Source records =>

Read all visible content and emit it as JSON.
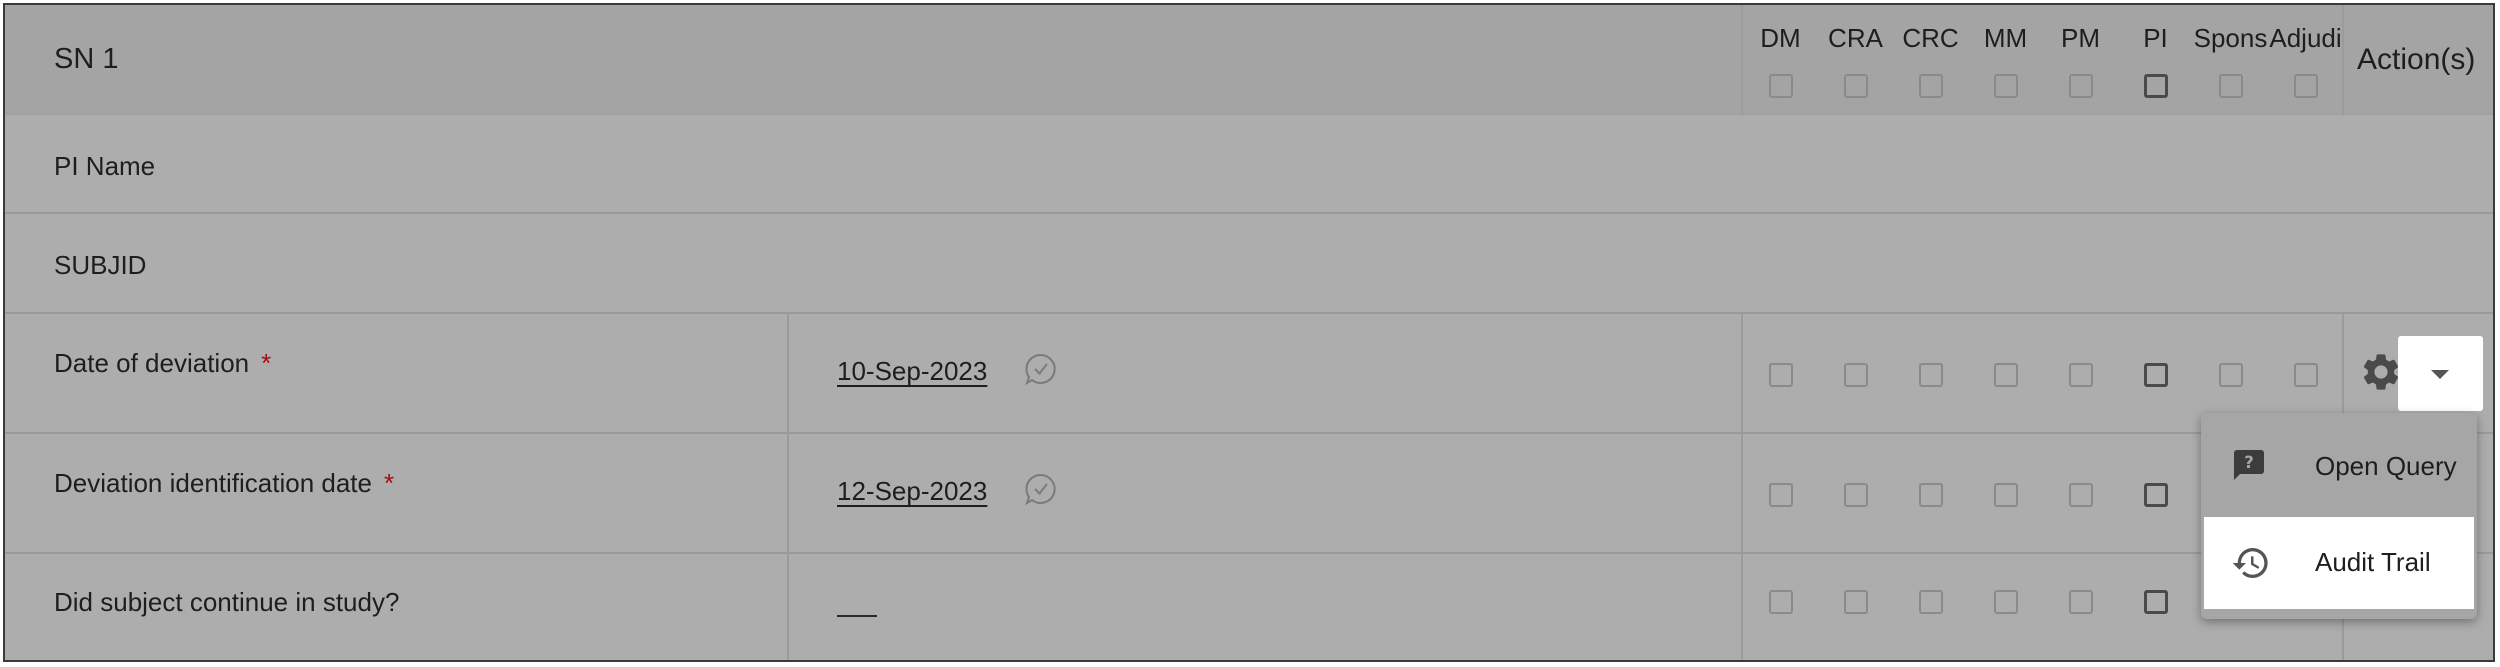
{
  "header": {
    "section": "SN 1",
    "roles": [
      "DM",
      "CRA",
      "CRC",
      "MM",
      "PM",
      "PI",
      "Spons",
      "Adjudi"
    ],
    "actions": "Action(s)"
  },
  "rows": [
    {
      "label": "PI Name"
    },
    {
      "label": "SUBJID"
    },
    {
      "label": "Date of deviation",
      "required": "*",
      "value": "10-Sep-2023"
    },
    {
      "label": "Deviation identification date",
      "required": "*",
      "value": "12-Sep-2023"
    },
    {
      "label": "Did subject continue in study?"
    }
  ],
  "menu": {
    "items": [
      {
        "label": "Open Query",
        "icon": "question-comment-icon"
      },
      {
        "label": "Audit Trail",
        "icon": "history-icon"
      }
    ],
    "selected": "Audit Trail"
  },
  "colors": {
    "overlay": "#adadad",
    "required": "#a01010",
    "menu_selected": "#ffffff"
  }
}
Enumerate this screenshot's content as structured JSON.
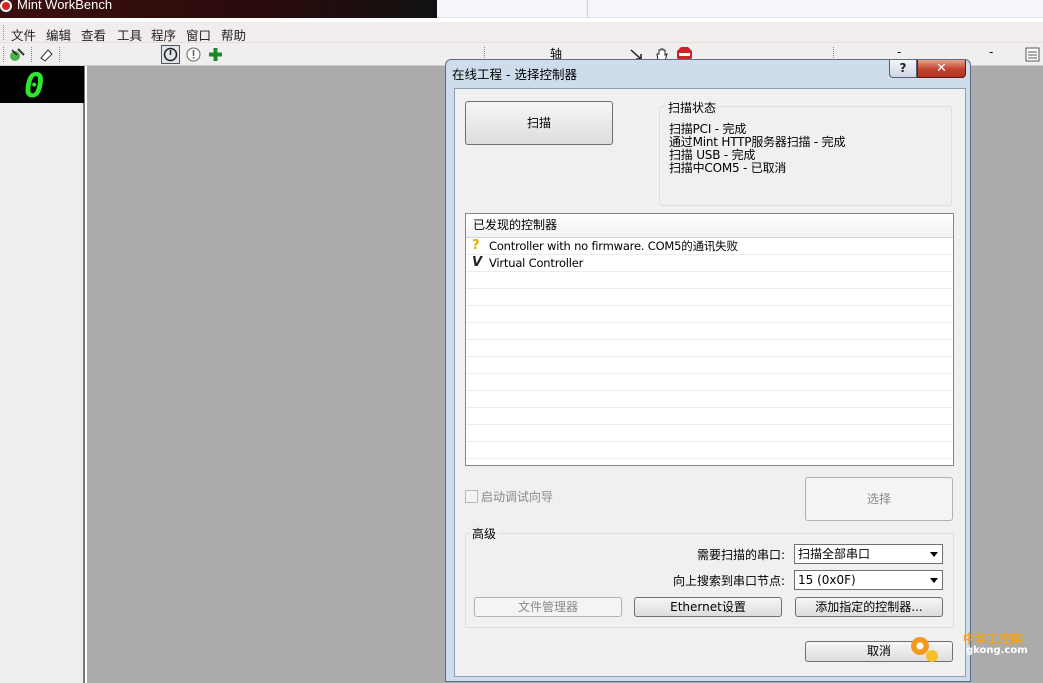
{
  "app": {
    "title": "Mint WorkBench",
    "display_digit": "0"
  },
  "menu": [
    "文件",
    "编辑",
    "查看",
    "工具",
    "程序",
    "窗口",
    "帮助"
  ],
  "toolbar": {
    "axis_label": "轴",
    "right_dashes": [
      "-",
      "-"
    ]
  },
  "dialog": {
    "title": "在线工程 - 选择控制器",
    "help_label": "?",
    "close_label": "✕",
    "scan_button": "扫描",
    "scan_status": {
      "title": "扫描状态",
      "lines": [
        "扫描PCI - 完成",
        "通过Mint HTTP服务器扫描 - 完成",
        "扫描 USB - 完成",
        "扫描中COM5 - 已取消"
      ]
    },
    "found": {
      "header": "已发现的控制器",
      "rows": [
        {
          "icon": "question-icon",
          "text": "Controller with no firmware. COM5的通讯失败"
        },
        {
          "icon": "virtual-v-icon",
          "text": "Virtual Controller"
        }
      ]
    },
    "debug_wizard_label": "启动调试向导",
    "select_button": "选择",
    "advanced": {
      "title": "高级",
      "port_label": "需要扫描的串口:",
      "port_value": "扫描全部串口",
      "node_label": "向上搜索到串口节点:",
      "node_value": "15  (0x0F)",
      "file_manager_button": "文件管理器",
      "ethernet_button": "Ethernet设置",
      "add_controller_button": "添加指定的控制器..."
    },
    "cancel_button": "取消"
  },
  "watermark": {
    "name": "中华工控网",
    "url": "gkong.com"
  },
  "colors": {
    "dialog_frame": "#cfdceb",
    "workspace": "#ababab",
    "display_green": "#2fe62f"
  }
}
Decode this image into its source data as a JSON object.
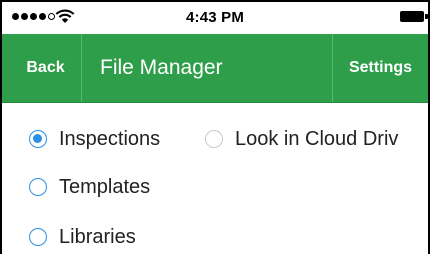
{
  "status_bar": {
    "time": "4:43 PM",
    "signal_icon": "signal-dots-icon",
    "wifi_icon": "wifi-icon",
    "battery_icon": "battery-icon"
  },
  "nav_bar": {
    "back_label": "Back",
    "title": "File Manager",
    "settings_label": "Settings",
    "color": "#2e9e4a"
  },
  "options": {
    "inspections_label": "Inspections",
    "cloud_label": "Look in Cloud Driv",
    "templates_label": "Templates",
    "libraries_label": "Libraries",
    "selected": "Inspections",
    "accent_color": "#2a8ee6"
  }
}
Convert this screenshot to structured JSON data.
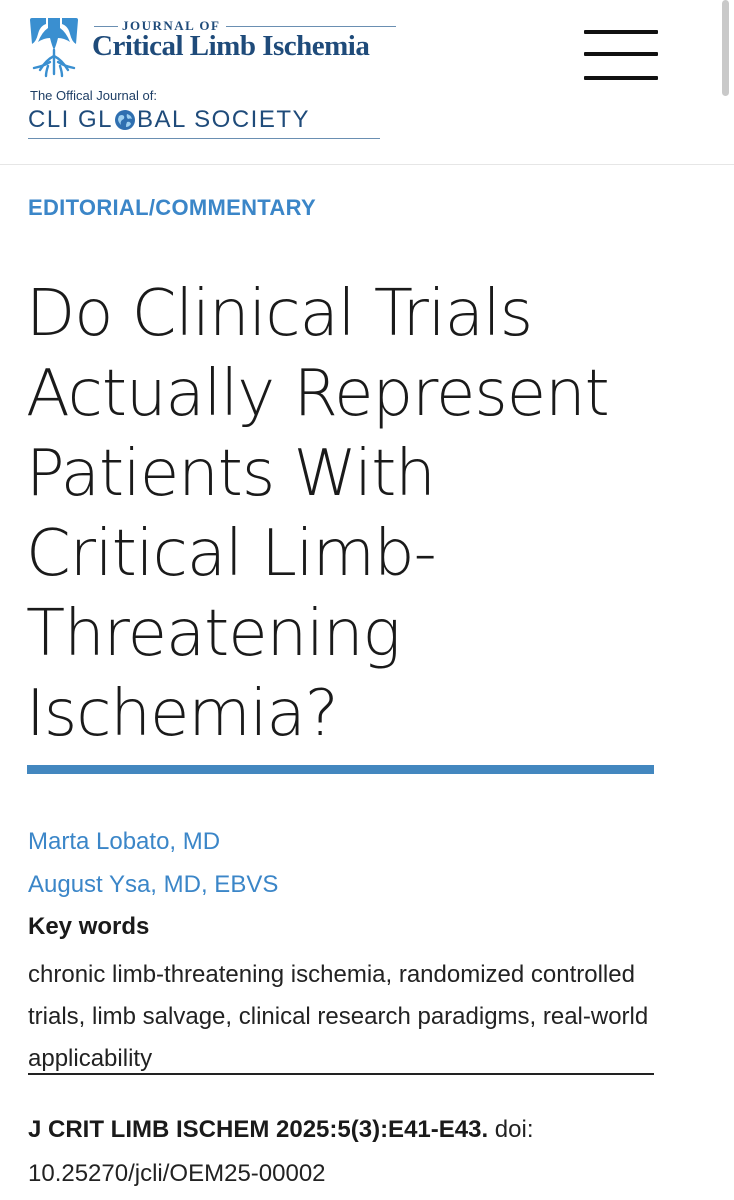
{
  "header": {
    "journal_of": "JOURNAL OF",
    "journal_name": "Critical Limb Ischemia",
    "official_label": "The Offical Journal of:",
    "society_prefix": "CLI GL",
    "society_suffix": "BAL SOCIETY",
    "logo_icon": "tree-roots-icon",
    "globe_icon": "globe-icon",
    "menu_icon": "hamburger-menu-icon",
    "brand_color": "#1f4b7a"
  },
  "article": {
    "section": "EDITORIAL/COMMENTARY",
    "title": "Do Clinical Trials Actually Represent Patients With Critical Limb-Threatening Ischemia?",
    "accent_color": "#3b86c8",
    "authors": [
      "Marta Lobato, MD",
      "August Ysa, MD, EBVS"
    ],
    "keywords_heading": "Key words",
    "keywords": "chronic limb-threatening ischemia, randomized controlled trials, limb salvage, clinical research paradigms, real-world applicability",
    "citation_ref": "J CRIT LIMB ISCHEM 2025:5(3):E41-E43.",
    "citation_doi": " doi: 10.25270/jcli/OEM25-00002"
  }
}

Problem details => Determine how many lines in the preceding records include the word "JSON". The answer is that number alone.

Answer space => 4